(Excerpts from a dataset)
◇ ◇ ◇ ◇
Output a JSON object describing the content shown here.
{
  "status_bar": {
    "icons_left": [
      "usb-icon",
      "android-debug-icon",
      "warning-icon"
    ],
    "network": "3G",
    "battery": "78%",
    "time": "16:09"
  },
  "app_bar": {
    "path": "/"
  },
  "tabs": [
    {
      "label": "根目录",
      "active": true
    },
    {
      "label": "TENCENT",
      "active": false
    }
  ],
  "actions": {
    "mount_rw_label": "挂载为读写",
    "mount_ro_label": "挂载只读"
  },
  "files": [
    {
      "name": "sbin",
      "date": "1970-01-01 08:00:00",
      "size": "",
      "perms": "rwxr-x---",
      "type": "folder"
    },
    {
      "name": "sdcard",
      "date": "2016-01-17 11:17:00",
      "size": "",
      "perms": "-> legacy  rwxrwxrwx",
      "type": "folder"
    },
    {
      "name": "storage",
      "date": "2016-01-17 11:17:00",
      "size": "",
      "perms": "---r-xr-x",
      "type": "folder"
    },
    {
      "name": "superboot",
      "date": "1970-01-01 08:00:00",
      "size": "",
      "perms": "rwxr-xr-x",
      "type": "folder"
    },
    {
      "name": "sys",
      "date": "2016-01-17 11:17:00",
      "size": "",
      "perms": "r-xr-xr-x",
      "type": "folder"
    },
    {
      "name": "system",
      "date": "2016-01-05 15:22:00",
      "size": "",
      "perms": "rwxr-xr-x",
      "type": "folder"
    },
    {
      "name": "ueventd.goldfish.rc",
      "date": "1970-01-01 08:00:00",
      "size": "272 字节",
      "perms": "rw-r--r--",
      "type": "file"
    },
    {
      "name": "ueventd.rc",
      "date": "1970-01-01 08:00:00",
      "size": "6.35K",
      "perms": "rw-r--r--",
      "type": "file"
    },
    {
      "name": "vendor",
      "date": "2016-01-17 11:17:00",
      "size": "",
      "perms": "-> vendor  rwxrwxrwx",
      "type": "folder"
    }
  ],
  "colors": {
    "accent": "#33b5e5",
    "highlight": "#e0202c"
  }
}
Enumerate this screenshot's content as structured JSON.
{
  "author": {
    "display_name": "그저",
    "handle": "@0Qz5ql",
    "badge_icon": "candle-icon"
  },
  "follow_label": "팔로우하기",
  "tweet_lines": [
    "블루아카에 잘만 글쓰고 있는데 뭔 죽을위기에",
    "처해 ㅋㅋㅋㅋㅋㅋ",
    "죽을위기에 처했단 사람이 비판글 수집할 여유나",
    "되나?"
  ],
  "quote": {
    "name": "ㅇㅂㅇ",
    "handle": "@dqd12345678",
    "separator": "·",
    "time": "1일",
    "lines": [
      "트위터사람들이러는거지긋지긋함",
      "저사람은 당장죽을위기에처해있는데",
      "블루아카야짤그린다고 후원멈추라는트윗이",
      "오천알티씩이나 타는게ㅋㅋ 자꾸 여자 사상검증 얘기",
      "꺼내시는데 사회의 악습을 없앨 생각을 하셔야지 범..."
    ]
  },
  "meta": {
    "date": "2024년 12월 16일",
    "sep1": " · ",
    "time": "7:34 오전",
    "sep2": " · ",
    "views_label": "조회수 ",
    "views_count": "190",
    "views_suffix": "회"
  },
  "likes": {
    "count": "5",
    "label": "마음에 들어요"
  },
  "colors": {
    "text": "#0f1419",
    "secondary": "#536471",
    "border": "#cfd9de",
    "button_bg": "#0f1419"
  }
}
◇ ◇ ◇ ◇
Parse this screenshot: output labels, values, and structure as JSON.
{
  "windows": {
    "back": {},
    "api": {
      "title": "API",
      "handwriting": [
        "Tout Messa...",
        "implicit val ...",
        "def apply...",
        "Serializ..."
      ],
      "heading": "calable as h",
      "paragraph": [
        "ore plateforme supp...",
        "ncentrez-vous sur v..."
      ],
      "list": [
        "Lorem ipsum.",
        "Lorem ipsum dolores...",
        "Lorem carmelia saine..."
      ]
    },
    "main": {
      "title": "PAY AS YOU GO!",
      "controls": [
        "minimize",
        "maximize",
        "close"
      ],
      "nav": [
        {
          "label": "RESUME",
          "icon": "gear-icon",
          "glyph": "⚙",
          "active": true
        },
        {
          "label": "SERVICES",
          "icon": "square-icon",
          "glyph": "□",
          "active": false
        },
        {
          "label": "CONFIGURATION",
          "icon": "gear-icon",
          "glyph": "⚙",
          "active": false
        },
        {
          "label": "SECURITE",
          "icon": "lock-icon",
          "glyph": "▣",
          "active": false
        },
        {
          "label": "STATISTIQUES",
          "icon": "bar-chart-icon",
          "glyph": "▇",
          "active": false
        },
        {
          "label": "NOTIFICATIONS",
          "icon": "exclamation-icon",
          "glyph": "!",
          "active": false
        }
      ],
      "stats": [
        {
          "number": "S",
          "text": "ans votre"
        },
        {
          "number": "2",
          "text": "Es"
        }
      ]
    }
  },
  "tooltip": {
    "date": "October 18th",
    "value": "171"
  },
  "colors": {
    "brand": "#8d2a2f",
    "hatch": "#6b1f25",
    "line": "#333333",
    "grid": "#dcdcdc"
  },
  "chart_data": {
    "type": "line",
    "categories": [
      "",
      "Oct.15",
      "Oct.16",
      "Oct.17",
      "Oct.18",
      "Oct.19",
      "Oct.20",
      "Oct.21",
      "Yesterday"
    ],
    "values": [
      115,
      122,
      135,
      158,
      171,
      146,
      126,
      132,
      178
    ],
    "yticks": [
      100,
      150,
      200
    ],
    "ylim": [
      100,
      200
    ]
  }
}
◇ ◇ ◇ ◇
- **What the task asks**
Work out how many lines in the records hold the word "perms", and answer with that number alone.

- **Answer space**
9